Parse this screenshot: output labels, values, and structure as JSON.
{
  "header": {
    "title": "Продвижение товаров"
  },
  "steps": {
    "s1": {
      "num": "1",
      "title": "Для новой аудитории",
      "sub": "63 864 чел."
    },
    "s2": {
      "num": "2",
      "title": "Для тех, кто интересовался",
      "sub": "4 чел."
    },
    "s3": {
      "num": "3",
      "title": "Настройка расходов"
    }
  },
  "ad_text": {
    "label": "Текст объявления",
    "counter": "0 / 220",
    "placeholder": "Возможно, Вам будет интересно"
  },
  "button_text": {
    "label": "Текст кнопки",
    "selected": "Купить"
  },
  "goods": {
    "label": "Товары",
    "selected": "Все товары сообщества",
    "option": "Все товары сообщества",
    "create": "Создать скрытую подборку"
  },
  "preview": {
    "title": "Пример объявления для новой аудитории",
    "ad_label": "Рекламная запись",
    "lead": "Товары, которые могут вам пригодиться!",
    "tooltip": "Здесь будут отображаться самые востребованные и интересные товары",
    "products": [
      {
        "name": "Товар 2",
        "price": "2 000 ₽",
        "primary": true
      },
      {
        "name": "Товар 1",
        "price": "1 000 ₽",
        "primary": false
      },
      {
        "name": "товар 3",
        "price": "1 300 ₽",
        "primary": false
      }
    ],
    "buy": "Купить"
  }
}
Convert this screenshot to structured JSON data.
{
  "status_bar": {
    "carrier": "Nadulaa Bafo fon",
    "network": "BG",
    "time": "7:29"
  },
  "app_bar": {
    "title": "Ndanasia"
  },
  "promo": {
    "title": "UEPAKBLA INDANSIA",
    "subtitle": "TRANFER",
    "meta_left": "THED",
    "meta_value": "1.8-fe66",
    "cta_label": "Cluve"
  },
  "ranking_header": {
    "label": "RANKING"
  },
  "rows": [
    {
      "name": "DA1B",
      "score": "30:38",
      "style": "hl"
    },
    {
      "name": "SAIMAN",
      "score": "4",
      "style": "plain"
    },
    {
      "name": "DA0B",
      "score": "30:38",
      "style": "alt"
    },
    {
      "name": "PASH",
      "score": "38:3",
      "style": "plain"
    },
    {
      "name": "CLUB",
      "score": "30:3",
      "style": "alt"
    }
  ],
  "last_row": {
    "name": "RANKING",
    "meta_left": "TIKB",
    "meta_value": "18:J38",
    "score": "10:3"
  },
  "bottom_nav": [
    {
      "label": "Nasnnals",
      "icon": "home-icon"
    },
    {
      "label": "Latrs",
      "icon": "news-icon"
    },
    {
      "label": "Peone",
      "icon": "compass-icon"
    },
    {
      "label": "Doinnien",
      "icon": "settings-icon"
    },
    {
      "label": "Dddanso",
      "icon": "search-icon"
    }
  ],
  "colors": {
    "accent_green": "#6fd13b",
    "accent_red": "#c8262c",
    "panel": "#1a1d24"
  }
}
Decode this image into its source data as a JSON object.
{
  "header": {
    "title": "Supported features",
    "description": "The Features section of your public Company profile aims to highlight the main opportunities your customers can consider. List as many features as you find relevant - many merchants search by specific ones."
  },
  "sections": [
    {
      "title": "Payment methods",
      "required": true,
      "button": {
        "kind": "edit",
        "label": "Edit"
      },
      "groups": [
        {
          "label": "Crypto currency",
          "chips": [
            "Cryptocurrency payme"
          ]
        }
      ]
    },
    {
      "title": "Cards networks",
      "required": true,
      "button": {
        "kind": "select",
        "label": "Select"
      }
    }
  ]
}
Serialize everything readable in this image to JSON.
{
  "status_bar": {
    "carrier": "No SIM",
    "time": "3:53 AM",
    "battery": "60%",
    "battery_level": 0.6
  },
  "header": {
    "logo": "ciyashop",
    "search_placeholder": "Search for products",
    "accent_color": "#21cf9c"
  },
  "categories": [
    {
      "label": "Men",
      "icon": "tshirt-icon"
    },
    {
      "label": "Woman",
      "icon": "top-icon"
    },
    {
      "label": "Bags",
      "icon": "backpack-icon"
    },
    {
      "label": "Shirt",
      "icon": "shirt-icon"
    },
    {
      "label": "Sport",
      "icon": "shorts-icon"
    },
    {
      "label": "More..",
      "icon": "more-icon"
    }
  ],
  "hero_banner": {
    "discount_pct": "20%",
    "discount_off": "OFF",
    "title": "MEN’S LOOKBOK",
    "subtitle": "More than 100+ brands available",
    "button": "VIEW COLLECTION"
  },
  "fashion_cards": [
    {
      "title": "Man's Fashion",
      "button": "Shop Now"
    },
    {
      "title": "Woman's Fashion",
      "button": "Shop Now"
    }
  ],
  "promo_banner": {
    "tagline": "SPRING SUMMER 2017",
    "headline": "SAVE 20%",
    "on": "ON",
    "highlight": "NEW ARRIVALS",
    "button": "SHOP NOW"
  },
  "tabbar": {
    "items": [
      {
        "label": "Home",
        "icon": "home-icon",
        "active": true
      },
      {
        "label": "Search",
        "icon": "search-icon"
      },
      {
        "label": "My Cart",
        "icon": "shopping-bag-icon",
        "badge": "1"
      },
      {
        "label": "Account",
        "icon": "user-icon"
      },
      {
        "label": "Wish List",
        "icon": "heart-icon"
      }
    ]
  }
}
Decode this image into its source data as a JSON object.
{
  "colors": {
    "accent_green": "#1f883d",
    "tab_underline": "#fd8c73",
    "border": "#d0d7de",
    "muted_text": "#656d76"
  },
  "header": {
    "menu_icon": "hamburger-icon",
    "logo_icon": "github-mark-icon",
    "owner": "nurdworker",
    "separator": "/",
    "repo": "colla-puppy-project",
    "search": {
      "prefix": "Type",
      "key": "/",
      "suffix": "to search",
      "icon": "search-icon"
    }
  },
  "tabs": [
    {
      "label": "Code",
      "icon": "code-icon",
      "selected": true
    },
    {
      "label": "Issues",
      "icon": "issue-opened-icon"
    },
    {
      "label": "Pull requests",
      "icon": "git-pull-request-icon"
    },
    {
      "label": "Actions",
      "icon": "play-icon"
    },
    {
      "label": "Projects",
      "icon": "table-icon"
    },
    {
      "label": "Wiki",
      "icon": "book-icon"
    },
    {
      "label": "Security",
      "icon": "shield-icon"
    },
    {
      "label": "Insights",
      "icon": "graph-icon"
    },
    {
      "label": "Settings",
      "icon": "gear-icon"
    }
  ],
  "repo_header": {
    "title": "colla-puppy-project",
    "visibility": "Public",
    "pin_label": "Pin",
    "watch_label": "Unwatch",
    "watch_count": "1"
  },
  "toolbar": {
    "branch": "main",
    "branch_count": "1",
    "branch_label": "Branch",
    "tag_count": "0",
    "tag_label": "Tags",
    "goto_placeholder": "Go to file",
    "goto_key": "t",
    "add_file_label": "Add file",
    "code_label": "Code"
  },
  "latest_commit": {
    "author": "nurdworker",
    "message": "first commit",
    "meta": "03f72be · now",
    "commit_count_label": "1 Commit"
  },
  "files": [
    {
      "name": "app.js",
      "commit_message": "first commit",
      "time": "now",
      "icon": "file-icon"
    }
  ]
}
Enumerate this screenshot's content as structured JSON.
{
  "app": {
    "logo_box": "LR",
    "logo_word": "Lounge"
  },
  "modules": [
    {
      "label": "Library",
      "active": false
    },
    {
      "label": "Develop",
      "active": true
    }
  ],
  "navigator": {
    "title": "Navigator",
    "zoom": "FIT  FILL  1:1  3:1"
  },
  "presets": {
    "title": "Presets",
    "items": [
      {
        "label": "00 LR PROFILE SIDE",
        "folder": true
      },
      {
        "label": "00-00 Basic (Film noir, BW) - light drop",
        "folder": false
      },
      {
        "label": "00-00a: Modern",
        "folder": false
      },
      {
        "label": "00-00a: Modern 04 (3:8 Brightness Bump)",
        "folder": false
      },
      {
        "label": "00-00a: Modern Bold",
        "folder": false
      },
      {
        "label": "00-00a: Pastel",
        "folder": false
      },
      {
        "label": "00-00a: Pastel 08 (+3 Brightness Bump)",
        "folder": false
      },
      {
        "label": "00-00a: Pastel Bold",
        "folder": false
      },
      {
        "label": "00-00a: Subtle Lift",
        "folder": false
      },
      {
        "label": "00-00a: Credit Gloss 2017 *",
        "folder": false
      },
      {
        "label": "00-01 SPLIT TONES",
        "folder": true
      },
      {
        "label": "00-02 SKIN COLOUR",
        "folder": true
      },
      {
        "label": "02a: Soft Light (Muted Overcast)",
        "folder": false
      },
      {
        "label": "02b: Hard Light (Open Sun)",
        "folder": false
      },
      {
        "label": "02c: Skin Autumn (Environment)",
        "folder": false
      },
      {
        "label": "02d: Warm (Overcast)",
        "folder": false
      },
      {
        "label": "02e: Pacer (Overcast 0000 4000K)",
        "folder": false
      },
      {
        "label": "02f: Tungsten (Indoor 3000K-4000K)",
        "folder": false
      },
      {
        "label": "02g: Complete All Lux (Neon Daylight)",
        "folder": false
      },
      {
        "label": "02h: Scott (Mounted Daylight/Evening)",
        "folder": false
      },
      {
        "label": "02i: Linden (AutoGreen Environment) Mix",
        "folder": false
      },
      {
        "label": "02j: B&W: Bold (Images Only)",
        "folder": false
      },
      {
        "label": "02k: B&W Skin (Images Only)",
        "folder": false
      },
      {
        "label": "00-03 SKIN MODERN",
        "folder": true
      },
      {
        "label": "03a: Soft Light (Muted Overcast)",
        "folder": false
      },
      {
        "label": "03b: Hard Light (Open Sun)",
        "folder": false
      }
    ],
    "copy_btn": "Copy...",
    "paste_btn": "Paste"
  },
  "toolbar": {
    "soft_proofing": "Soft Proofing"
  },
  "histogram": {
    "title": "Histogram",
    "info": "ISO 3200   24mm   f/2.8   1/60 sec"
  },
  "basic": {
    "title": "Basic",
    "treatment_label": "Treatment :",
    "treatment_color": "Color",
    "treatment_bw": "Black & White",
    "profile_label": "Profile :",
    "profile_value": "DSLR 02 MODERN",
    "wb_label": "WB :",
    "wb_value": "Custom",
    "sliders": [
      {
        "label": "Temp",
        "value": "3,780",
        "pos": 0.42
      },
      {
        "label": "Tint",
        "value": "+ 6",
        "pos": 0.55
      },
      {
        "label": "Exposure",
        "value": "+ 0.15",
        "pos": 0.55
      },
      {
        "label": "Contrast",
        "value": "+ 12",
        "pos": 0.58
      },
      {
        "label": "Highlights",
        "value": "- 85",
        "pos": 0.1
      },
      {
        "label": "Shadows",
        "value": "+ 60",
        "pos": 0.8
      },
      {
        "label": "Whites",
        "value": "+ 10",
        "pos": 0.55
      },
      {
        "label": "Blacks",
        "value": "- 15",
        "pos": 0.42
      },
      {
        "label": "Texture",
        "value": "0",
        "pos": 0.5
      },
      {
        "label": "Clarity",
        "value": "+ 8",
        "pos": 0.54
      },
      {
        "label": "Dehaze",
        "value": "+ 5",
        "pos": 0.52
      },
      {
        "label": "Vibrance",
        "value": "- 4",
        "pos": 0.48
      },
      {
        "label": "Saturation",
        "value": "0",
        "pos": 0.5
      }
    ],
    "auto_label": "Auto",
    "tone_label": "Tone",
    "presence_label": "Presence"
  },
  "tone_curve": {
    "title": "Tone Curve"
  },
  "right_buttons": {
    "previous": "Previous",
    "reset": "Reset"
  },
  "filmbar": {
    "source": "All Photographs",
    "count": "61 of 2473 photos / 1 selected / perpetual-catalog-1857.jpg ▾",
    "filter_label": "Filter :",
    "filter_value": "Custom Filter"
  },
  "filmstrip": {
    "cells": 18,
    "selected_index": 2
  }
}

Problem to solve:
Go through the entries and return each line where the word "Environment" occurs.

Your response:
        "label": "02c: Skin Autumn (Environment)",
        "label": "02i: Linden (AutoGreen Environment) Mix",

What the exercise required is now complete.